To do -
Your task is to return all of the entries below exactly, leaving out each picture.

Entries from a dataset of interfaces
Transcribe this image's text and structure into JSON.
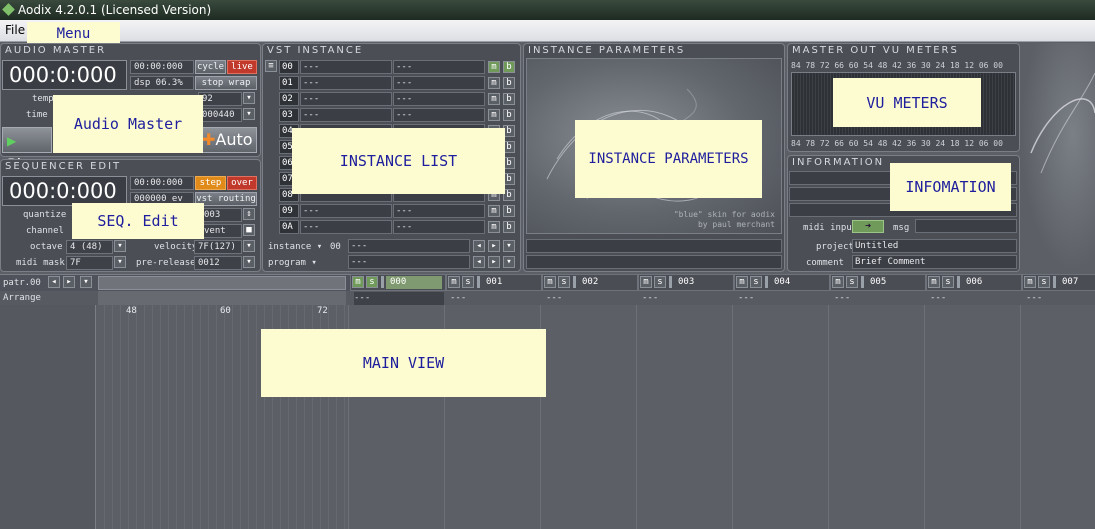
{
  "window": {
    "title": "Aodix 4.2.0.1 (Licensed Version)"
  },
  "menu": {
    "file_label": "File"
  },
  "annotations": {
    "menu": "Menu",
    "audio_master": "Audio Master",
    "seq_edit": "SEQ. Edit",
    "instance_list": "INSTANCE LIST",
    "instance_parameters": "INSTANCE PARAMETERS",
    "vu_meters": "VU METERS",
    "information": "INFOMATION",
    "main_view": "MAIN VIEW"
  },
  "audio_master": {
    "title": "AUDIO MASTER",
    "position": "000:0:000",
    "time": "00:00:000",
    "cycle": "cycle",
    "live": "live",
    "dsp": "dsp 06.3%",
    "stop_wrap": "stop wrap",
    "tempo_label": "temp",
    "tempo_value": "92",
    "timesig_label": "time s",
    "timesig_value": "000440",
    "play": "Play",
    "auto": "Auto"
  },
  "sequencer_edit": {
    "title": "SEQUENCER EDIT",
    "position": "000:0:000",
    "time": "00:00:000",
    "step": "step",
    "over": "over",
    "ev": "000000 ev",
    "vst_routing": "vst routing",
    "quantize_label": "quantize",
    "quantize_value": "003",
    "channel_label": "channel",
    "channel_value": "vent",
    "octave_label": "octave",
    "octave_value": "4 (48)",
    "velocity_label": "velocity",
    "velocity_value": "7F(127)",
    "midimask_label": "midi mask",
    "midimask_value": "7F",
    "prerelease_label": "pre-release",
    "prerelease_value": "0012"
  },
  "vst_instance": {
    "title": "VST INSTANCE",
    "rows": [
      {
        "num": "00",
        "name": "---",
        "param": "---"
      },
      {
        "num": "01",
        "name": "---",
        "param": "---"
      },
      {
        "num": "02",
        "name": "---",
        "param": "---"
      },
      {
        "num": "03",
        "name": "---",
        "param": "---"
      },
      {
        "num": "04",
        "name": "",
        "param": ""
      },
      {
        "num": "05",
        "name": "",
        "param": ""
      },
      {
        "num": "06",
        "name": "",
        "param": ""
      },
      {
        "num": "07",
        "name": "",
        "param": ""
      },
      {
        "num": "08",
        "name": "",
        "param": ""
      },
      {
        "num": "09",
        "name": "---",
        "param": "---"
      },
      {
        "num": "0A",
        "name": "---",
        "param": "---"
      }
    ],
    "m": "m",
    "b": "b",
    "instance_label": "instance",
    "instance_value": "00",
    "instance_name": "---",
    "program_label": "program",
    "program_name": "---"
  },
  "instance_parameters": {
    "title": "INSTANCE PARAMETERS",
    "credit1": "\"blue\" skin for aodix",
    "credit2": "by paul merchant"
  },
  "vu_meters": {
    "title": "MASTER OUT VU METERS",
    "scale": "84 78 72 66 60 54 48 42 36 30 24 18 12 06 00"
  },
  "information": {
    "title": "INFORMATION",
    "midi_input_label": "midi input",
    "msg_label": "msg",
    "project_label": "project",
    "project_value": "Untitled",
    "comment_label": "comment",
    "comment_value": "Brief Comment"
  },
  "pattern": {
    "label": "patr.",
    "value": "00",
    "arrange_label": "Arrange",
    "empty": "---",
    "ruler": [
      "48",
      "60",
      "72"
    ]
  },
  "tracks": [
    {
      "num": "000"
    },
    {
      "num": "001"
    },
    {
      "num": "002"
    },
    {
      "num": "003"
    },
    {
      "num": "004"
    },
    {
      "num": "005"
    },
    {
      "num": "006"
    },
    {
      "num": "007"
    }
  ],
  "colors": {
    "panel": "#4b4e55",
    "background": "#5c5f66",
    "accent_red": "#c0392b",
    "accent_orange": "#e08a1a",
    "note_yellow": "#fdfcd0"
  }
}
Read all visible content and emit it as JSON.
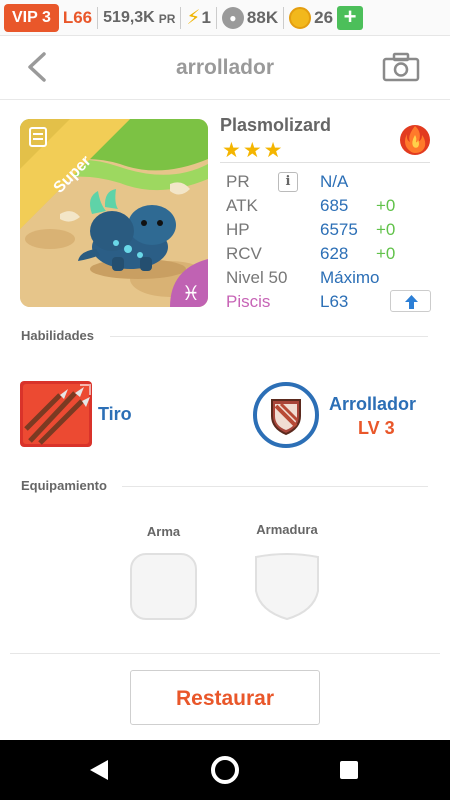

Written answer -
Transcribe this image's text and structure into JSON.
{
  "window": {
    "title": "Aodix 4.2.0.1 (Licensed Version)"
  },
  "menu": {
    "file_label": "File"
  },
  "annotations": {
    "menu": "Menu",
    "audio_master": "Audio Master",
    "seq_edit": "SEQ. Edit",
    "instance_list": "INSTANCE LIST",
    "instance_parameters": "INSTANCE PARAMETERS",
    "vu_meters": "VU METERS",
    "information": "INFOMATION",
    "main_view": "MAIN VIEW"
  },
  "audio_master": {
    "title": "AUDIO MASTER",
    "position": "000:0:000",
    "time": "00:00:000",
    "cycle": "cycle",
    "live": "live",
    "dsp": "dsp 06.3%",
    "stop_wrap": "stop wrap",
    "tempo_label": "temp",
    "tempo_value": "92",
    "timesig_label": "time s",
    "timesig_value": "000440",
    "play": "Play",
    "auto": "Auto"
  },
  "sequencer_edit": {
    "title": "SEQUENCER EDIT",
    "position": "000:0:000",
    "time": "00:00:000",
    "step": "step",
    "over": "over",
    "ev": "000000 ev",
    "vst_routing": "vst routing",
    "quantize_label": "quantize",
    "quantize_value": "003",
    "channel_label": "channel",
    "channel_value": "vent",
    "octave_label": "octave",
    "octave_value": "4 (48)",
    "velocity_label": "velocity",
    "velocity_value": "7F(127)",
    "midimask_label": "midi mask",
    "midimask_value": "7F",
    "prerelease_label": "pre-release",
    "prerelease_value": "0012"
  },
  "vst_instance": {
    "title": "VST INSTANCE",
    "rows": [
      {
        "num": "00",
        "name": "---",
        "param": "---"
      },
      {
        "num": "01",
        "name": "---",
        "param": "---"
      },
      {
        "num": "02",
        "name": "---",
        "param": "---"
      },
      {
        "num": "03",
        "name": "---",
        "param": "---"
      },
      {
        "num": "04",
        "name": "",
        "param": ""
      },
      {
        "num": "05",
        "name": "",
        "param": ""
      },
      {
        "num": "06",
        "name": "",
        "param": ""
      },
      {
        "num": "07",
        "name": "",
        "param": ""
      },
      {
        "num": "08",
        "name": "",
        "param": ""
      },
      {
        "num": "09",
        "name": "---",
        "param": "---"
      },
      {
        "num": "0A",
        "name": "---",
        "param": "---"
      }
    ],
    "m": "m",
    "b": "b",
    "instance_label": "instance",
    "instance_value": "00",
    "instance_name": "---",
    "program_label": "program",
    "program_name": "---"
  },
  "instance_parameters": {
    "title": "INSTANCE PARAMETERS",
    "credit1": "\"blue\" skin for aodix",
    "credit2": "by paul merchant"
  },
  "vu_meters": {
    "title": "MASTER OUT VU METERS",
    "scale": "84 78 72 66 60 54 48 42 36 30 24 18 12 06 00"
  },
  "information": {
    "title": "INFORMATION",
    "midi_input_label": "midi input",
    "msg_label": "msg",
    "project_label": "project",
    "project_value": "Untitled",
    "comment_label": "comment",
    "comment_value": "Brief Comment"
  },
  "pattern": {
    "label": "patr.",
    "value": "00",
    "arrange_label": "Arrange",
    "empty": "---",
    "ruler": [
      "48",
      "60",
      "72"
    ]
  },
  "tracks": [
    {
      "num": "000"
    },
    {
      "num": "001"
    },
    {
      "num": "002"
    },
    {
      "num": "003"
    },
    {
      "num": "004"
    },
    {
      "num": "005"
    },
    {
      "num": "006"
    },
    {
      "num": "007"
    }
  ],
  "colors": {
    "panel": "#4b4e55",
    "background": "#5c5f66",
    "accent_red": "#c0392b",
    "accent_orange": "#e08a1a",
    "note_yellow": "#fdfcd0"
  }
}
Read all visible content and emit it as JSON.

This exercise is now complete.